Stored entries
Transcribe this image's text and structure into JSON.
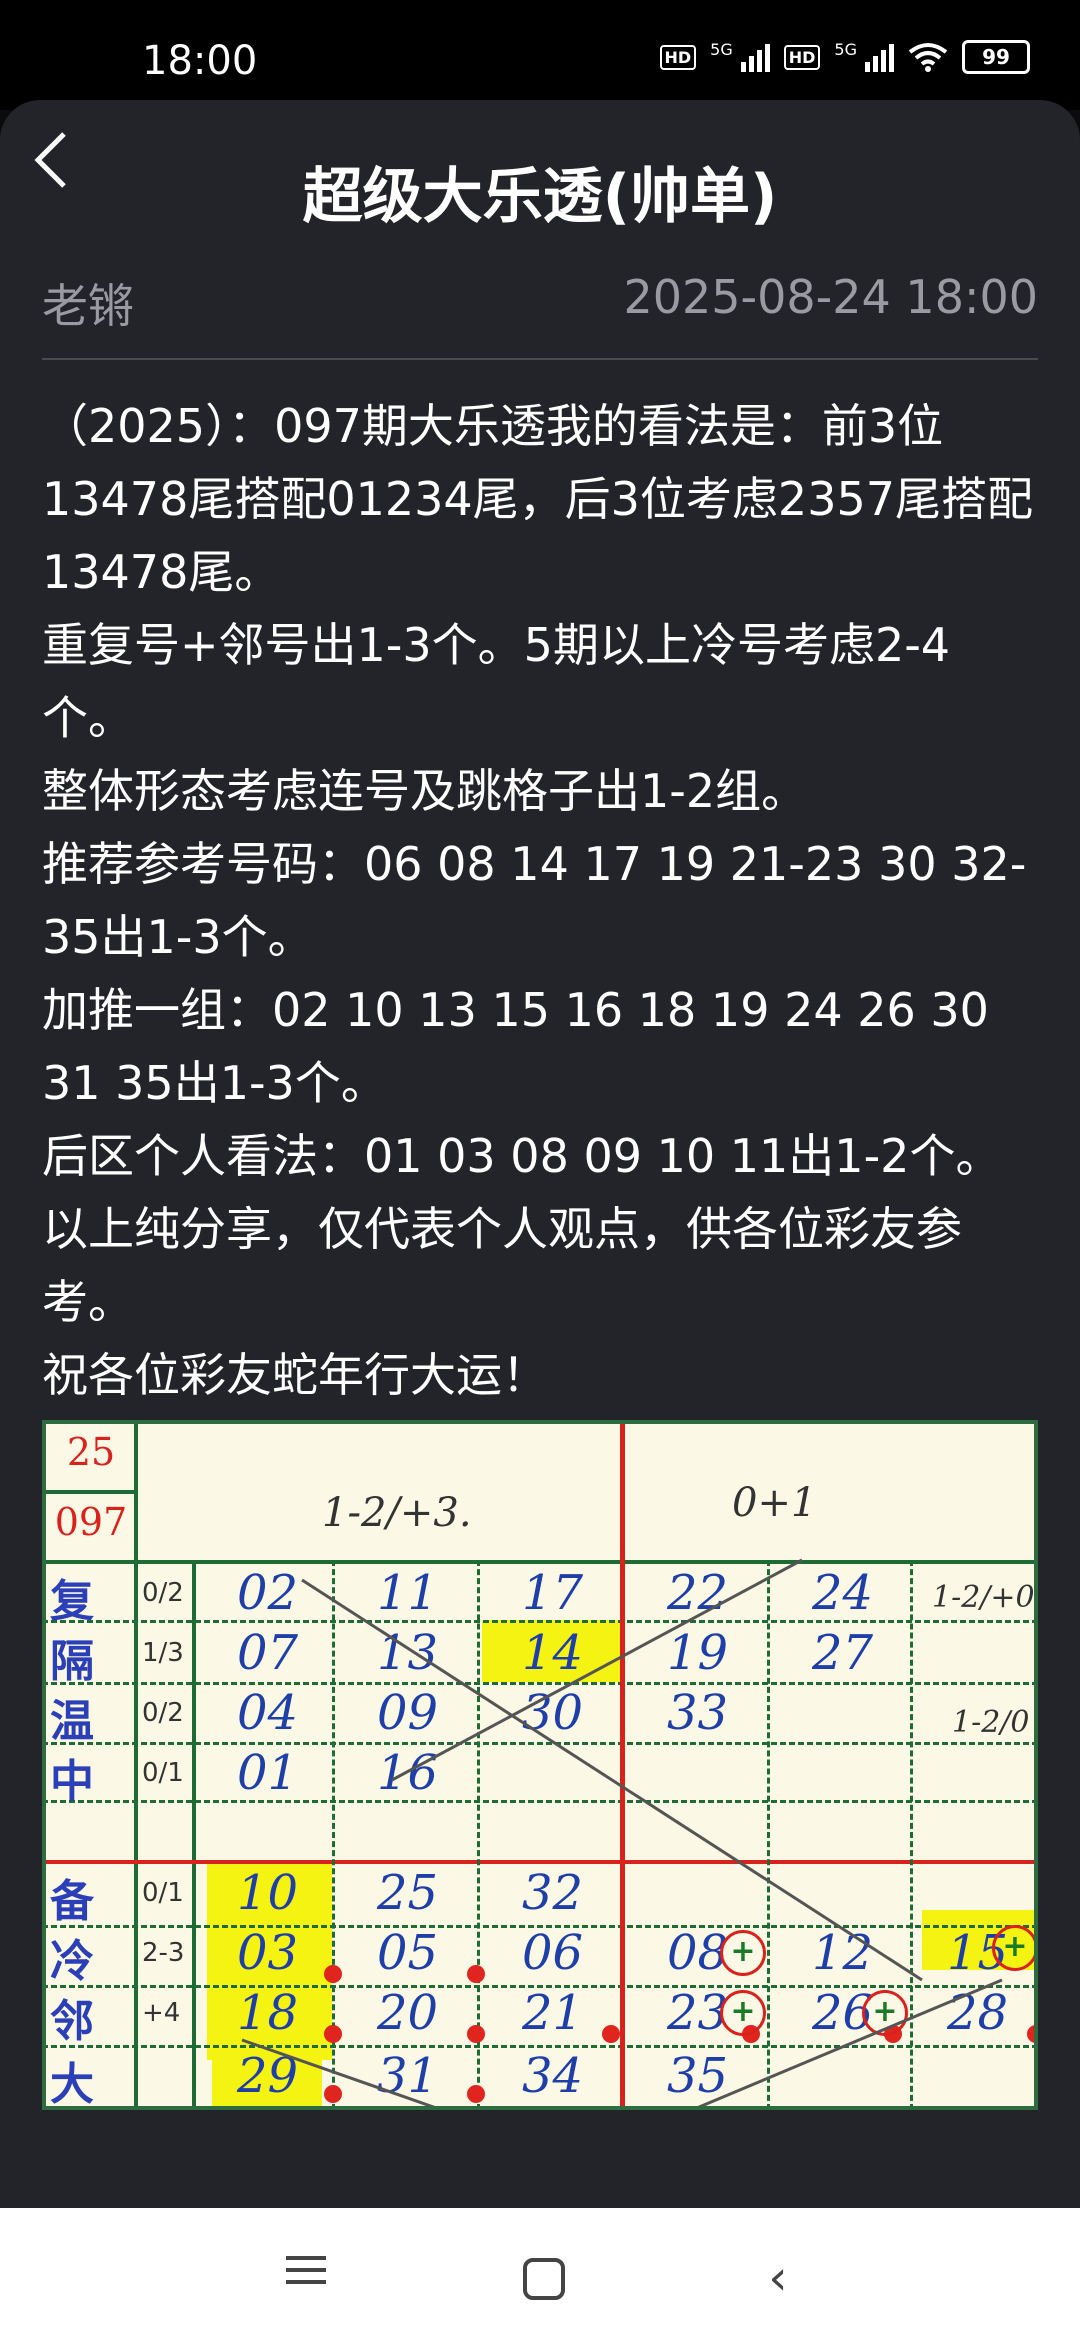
{
  "status": {
    "time": "18:00",
    "battery": "99",
    "net1": "5G",
    "net2": "5G",
    "hd": "HD"
  },
  "header": {
    "title": "超级大乐透(帅单)"
  },
  "meta": {
    "author": "老锵",
    "date": "2025-08-24 18:00"
  },
  "content": {
    "paragraphs": [
      "（2025）：097期大乐透我的看法是：前3位13478尾搭配01234尾，后3位考虑2357尾搭配13478尾。",
      "重复号+邻号出1-3个。5期以上冷号考虑2-4个。",
      "整体形态考虑连号及跳格子出1-2组。",
      "推荐参考号码：06 08 14 17 19 21-23 30 32-35出1-3个。",
      "加推一组：02 10 13 15 16 18 19 24 26 30 31 35出1-3个。",
      "后区个人看法：01 03 08 09 10 11出1-2个。",
      "以上纯分享，仅代表个人观点，供各位彩友参考。",
      "祝各位彩友蛇年行大运！"
    ]
  },
  "photo": {
    "year": "25",
    "issue": "097",
    "header_left": "1-2/+3.",
    "header_right": "0+1",
    "row_labels": [
      "复",
      "隔",
      "温",
      "中",
      "备",
      "冷",
      "邻",
      "大"
    ],
    "row_tags": [
      "0/2",
      "1/3",
      "0/2",
      "0/1",
      "0/1",
      "2-3",
      "+4",
      ""
    ],
    "cells": [
      [
        "02",
        "11",
        "17",
        "22",
        "24",
        ""
      ],
      [
        "07",
        "13",
        "14",
        "19",
        "27",
        ""
      ],
      [
        "04",
        "09",
        "30",
        "33",
        "",
        ""
      ],
      [
        "01",
        "16",
        "",
        "",
        "",
        ""
      ],
      [
        "10",
        "25",
        "32",
        "",
        "",
        ""
      ],
      [
        "03",
        "05",
        "06",
        "08",
        "12",
        "15"
      ],
      [
        "18",
        "20",
        "21",
        "23",
        "26",
        "28"
      ],
      [
        "29",
        "31",
        "34",
        "35",
        "",
        ""
      ]
    ],
    "side_notes": [
      "1-2/+0",
      "1-2/0"
    ]
  },
  "nav": {
    "menu": "menu-icon",
    "home": "home-icon",
    "back": "back-icon"
  }
}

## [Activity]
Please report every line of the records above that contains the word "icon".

## [Result for this exercise]
    "menu": "menu-icon",
    "home": "home-icon",
    "back": "back-icon"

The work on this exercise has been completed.